Will you look at all this stuff I have neither the intellect nor the maturity level to process? What a load of crap. It's in my face every day, doing lots of things I don't have an immediate desire to do and saying things I can't identify with at this stage in my life. How lame is that? I mean, what kind of pathetic loser would actually enjoy something that's so incredibly not among my personal preferences? Not me, that's for sure.

At the very least it explains that Guardian (Comment is Free, Thought Less) article below.

Who Guards The Guardian?

I grew up with the Graun. I used to read it most days as my parents had it delivered. These days, being in Austria, I check various Grauniad rss-feeds for my daily news intake. As a Liberal paper expressing the viewpoints of its readership it really shouldn't be too surprising to, every now and then, find articles expressing the exactly the sort of middle-class Liberal, London-centric, small-minded-ness that gets them derided in the tabloids. I don't even much care for Birmingham, but the heading and sub-heading for the article on the other side of this link, turned my stomach slightly:
Brum: Britain's number one?
Birmingham is to join Delice, a European food network. Are there not better qualified places?

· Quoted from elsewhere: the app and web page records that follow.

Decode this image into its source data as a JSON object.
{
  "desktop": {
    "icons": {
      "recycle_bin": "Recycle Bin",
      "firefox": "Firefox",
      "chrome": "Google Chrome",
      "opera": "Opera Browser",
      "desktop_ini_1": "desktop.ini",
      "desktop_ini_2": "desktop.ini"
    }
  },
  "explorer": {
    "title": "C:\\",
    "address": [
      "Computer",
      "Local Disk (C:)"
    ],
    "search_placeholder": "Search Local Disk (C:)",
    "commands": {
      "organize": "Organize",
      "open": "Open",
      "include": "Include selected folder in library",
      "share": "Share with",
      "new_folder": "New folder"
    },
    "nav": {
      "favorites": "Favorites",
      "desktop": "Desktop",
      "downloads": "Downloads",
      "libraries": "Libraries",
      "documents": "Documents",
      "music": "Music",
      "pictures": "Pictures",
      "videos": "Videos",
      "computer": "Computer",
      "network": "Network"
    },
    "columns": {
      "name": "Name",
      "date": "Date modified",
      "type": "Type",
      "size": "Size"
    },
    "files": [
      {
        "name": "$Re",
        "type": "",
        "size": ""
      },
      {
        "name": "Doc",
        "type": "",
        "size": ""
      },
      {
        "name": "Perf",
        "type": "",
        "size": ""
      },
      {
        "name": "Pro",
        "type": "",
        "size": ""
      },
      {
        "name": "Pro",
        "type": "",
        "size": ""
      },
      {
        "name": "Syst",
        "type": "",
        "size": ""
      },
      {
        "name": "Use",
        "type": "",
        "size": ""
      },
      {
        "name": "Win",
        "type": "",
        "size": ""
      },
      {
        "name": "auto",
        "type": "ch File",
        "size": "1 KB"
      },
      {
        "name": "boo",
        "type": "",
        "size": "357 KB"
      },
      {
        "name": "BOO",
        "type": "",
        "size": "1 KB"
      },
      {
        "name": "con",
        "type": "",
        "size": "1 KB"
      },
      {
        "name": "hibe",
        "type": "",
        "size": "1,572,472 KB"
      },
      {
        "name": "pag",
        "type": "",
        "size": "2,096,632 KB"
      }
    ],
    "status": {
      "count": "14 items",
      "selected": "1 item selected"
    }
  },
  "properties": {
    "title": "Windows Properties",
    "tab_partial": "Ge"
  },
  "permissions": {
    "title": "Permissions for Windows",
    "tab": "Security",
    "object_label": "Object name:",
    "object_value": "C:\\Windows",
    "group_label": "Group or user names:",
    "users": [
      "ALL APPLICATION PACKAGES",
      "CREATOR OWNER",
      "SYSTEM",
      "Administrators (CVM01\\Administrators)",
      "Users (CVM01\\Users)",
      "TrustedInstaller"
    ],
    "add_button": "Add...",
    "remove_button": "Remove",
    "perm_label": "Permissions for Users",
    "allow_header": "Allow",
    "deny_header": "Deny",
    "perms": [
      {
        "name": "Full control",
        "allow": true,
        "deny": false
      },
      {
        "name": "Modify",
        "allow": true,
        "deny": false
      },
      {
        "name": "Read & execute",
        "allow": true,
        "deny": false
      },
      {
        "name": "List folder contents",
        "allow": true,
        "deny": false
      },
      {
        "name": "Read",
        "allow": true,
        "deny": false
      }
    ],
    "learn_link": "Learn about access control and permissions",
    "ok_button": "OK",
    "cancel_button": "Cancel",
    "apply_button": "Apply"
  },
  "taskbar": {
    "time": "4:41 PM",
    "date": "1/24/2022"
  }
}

I assume that Delice did some research. They didn't just pick Birmingham out of a hat. Perhaps Birmingham might have bid most and earliest, though that would suggest a city trying to enhance its image and therefore worthy of some encouragement, rather than outright sneering.

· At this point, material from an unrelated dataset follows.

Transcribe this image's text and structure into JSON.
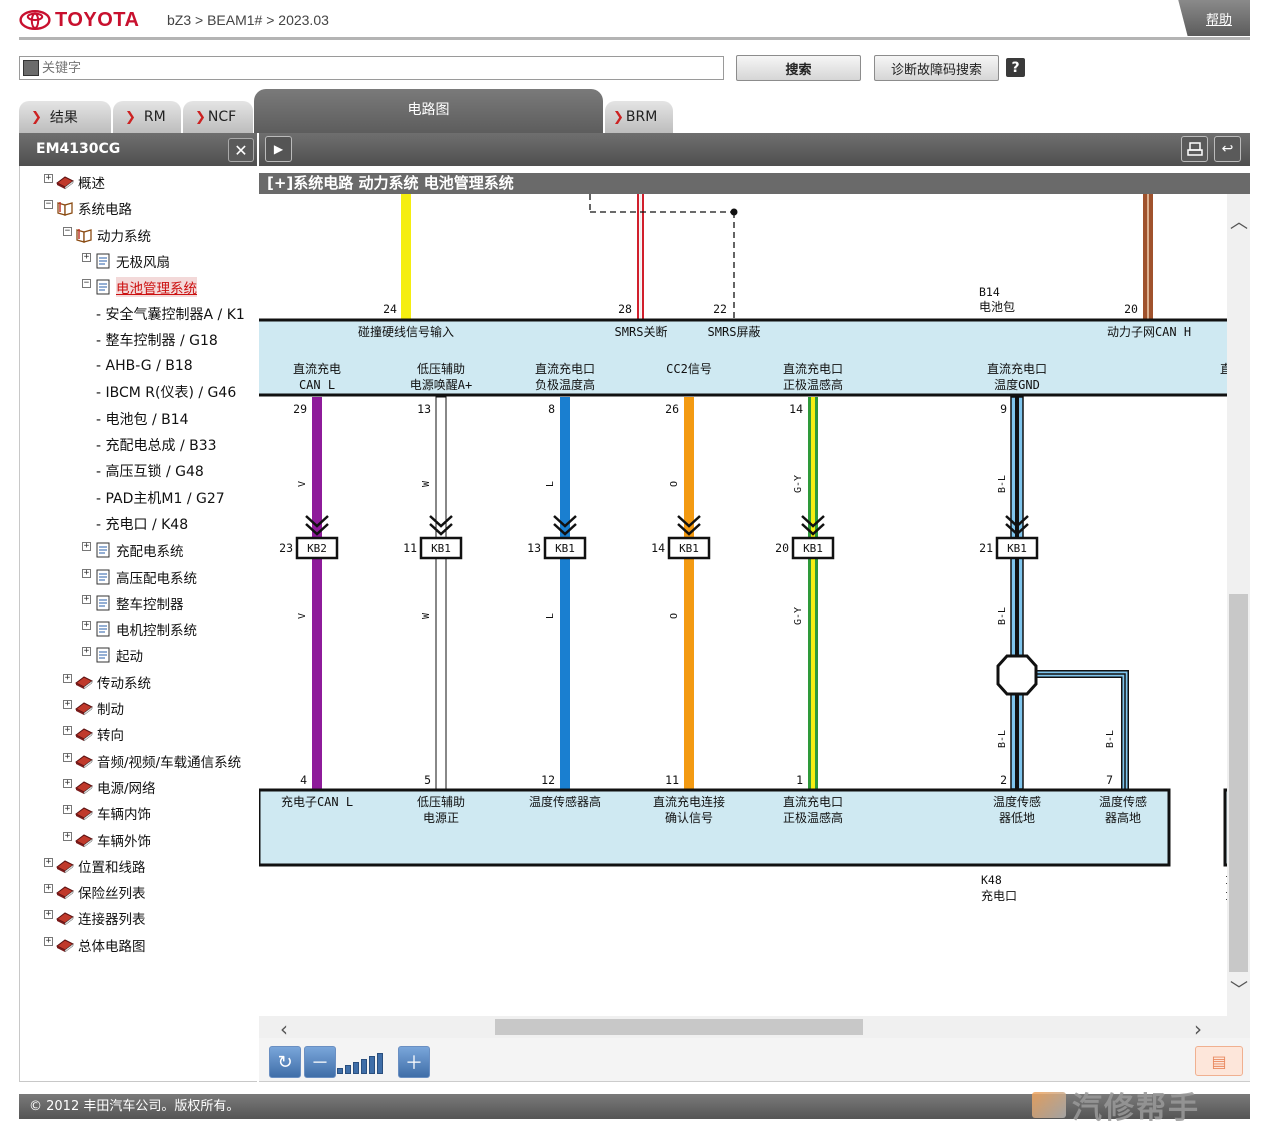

The cheek, really, of Delice not coming cap-in-hand to London first, if not for London's sake, but so that London-based journalists can spare Delice the embarrassment of choosing Birmingham when they could have suggested Ludlow, Cambridge or, in a few years when the requisite top chef has made his mark, Nottingham.

Update: Rebecca Seal, the author of the original post has now commented:
I'm not bashing Birmingham at all - I'm sure it's a brilliant place to live (and eat).

And yet the article starts with the question above and ends with:
Which towns have a proper food culture that's worth shouting about?

I'm sure the condescension wasn't entirely intended, but the whole article suggests Birmingham is neither qualified nor has a proper food culture. I don't know enough about Birmingham to really comment about that, but I'd be unwilling to just dismiss it out of hand. It's obvious that, as she hasn't done a lick of research, Ms Seal doesn't know enough either.

I suppose that's why the proper part of the Guardian has qualifed sub-editors.

It isn't just about Birmingham. I'm sure if the city in question were Sheffield or Leeds or wherever the same comment would be made. It's telling that in Ms Seal's later comment she adds:

However, while I'm not pleading penury, the Observer's budget definitely doesn't extend to sending me, or any of us, off to eat all over the country

It really should, shouldn't it?

Bad Science On Placebos

As Ben Goldacre of The Guardian points out, one of the most interesting thing about placebos is that they work. The effect can also effect the potency of some drugs that should work on a purely chemical level:

[A] study by Daniel Moerman looked at 117 studies of ulcer drugs from 1975 to 1994 and found that the drugs may interact in a way you might not expect: culturally, rather than pharmacodynamically.

Cimetidine was one of the first anti-ulcer drugs on the market, and it is still in use today. In 1975, when it was brand new, it eradicated 80% of ulcers, on average, in various different trials. But as time passed the success rate of cimetidine - this very same drug - deteriorated to just 50%.

This deterioration seems to have occurred particularly after the introduction of ranitidine, a competing and supposedly superior drug.